▸ **Source information**:
——
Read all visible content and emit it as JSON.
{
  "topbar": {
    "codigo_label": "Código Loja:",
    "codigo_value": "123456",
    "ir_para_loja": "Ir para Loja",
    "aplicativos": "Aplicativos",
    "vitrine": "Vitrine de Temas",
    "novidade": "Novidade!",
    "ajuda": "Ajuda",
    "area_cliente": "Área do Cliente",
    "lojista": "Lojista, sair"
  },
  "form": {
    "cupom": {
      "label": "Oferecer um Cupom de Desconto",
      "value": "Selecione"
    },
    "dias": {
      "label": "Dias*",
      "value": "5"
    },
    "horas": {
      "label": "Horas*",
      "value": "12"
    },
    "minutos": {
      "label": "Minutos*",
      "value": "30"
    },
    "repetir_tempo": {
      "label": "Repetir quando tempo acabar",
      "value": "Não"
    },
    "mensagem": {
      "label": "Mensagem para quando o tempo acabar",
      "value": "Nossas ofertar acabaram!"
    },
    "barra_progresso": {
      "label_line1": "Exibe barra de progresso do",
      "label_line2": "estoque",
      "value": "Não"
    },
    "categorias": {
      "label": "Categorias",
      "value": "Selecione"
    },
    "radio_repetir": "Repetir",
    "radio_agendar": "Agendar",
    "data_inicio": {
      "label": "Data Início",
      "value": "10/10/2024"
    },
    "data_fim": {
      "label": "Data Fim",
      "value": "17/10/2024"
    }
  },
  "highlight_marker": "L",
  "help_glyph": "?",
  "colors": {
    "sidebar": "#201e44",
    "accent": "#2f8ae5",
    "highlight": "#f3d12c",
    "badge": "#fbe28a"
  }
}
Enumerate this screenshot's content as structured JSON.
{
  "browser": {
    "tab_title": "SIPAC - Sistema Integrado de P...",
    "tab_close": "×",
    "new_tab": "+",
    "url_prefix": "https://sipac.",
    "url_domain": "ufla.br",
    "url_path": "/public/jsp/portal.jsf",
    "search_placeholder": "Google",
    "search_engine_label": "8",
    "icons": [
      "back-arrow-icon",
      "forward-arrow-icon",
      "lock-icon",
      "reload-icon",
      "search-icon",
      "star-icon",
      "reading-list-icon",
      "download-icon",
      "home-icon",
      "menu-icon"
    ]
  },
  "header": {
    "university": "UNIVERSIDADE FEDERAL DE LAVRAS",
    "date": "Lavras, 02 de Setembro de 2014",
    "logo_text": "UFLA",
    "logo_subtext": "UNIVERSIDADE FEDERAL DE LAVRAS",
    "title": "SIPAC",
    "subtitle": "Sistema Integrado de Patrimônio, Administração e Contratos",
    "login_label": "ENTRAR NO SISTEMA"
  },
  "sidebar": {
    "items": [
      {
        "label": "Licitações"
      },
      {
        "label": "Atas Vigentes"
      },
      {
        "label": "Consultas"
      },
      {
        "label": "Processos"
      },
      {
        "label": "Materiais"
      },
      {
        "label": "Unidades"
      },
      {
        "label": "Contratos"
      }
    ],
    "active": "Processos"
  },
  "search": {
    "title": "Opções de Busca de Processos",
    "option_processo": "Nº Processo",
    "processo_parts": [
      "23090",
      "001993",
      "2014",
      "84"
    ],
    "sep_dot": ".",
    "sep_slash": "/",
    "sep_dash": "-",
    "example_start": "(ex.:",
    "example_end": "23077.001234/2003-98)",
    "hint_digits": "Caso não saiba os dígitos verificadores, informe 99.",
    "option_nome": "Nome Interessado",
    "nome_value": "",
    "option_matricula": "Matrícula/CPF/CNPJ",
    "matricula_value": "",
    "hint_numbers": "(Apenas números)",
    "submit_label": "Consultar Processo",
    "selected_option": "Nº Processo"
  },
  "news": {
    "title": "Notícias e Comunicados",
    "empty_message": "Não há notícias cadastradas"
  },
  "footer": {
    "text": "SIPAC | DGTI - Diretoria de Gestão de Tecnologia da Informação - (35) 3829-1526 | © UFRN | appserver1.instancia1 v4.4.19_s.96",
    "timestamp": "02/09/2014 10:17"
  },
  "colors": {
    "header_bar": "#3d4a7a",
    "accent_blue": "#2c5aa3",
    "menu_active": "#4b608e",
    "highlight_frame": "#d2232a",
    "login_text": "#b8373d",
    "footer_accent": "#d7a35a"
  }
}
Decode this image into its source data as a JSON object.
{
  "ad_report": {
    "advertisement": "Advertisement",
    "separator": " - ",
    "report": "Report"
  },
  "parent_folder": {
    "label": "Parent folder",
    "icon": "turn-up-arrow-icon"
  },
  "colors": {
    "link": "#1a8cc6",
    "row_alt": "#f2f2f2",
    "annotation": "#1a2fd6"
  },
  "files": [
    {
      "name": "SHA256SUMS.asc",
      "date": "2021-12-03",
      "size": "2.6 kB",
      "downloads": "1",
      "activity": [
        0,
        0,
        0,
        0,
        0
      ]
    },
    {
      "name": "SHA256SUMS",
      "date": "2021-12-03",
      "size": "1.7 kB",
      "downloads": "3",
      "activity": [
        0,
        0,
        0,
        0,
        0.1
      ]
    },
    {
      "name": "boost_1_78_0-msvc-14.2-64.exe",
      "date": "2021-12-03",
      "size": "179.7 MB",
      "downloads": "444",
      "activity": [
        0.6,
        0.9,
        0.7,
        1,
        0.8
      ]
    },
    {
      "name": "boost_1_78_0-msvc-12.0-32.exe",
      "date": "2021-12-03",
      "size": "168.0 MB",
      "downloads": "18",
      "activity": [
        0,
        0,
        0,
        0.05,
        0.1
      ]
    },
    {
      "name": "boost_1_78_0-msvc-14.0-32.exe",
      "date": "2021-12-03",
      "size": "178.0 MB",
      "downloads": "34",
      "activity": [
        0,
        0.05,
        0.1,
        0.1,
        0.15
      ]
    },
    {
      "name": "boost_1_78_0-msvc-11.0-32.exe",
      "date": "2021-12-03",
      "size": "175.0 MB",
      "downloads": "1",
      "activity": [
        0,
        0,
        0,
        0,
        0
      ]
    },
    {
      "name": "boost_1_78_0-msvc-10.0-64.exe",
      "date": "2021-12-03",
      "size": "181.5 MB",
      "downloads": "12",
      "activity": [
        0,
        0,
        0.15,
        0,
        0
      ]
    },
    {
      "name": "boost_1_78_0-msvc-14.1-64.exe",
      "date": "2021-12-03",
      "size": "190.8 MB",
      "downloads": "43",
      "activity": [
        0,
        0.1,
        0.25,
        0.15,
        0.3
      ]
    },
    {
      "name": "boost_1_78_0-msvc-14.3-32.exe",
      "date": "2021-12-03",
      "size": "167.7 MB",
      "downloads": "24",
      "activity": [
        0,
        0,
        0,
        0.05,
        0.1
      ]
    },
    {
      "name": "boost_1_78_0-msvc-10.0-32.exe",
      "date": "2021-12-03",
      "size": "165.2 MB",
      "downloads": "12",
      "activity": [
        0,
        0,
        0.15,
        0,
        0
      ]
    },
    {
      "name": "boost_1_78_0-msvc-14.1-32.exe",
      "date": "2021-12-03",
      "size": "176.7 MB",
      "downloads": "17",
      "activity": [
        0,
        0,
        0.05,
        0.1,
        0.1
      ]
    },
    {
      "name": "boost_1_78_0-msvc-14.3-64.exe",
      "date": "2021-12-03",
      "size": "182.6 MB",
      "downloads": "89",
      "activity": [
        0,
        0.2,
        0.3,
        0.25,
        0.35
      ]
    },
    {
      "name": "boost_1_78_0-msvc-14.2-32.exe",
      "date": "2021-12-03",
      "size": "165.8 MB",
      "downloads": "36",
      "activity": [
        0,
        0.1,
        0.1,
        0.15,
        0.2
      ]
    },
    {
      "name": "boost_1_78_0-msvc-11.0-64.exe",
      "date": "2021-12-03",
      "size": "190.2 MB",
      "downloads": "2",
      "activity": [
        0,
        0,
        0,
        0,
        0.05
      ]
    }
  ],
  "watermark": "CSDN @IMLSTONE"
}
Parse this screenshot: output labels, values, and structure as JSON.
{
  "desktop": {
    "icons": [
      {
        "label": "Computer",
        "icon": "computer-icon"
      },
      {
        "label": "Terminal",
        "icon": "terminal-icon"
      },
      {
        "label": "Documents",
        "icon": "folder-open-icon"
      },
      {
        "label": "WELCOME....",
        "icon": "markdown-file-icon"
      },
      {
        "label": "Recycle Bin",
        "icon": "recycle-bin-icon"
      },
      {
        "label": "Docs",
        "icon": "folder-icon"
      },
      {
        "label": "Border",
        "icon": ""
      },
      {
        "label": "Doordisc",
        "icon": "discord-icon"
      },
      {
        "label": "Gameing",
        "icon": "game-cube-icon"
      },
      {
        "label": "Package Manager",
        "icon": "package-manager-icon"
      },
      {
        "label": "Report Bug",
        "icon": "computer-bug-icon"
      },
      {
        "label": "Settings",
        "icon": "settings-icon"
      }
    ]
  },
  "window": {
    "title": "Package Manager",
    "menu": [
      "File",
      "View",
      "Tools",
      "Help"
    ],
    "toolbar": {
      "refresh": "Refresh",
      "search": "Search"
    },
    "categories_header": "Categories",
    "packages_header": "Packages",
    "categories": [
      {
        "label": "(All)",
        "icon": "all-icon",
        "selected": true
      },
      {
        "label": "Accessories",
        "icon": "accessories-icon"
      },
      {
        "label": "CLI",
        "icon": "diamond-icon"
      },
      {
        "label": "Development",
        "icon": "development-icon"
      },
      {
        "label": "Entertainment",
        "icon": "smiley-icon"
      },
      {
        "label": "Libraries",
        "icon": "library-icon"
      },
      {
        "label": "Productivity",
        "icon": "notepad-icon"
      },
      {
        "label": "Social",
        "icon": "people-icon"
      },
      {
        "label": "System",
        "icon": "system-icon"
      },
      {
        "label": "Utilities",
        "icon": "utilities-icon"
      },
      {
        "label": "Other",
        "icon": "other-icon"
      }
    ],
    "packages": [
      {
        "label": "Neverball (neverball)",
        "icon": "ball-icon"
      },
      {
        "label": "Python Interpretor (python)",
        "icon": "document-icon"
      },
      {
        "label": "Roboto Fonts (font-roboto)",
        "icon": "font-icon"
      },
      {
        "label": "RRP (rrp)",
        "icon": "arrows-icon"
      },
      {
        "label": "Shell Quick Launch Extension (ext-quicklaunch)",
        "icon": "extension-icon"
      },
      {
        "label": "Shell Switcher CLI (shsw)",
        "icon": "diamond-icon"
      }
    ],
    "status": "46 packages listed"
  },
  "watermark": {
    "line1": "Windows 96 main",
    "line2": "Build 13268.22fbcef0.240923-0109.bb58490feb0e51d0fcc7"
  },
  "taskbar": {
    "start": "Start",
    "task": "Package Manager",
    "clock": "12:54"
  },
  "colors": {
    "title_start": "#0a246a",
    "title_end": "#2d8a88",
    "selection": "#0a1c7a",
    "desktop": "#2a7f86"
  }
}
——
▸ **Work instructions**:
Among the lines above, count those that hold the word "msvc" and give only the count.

▸ **Written answer**:
12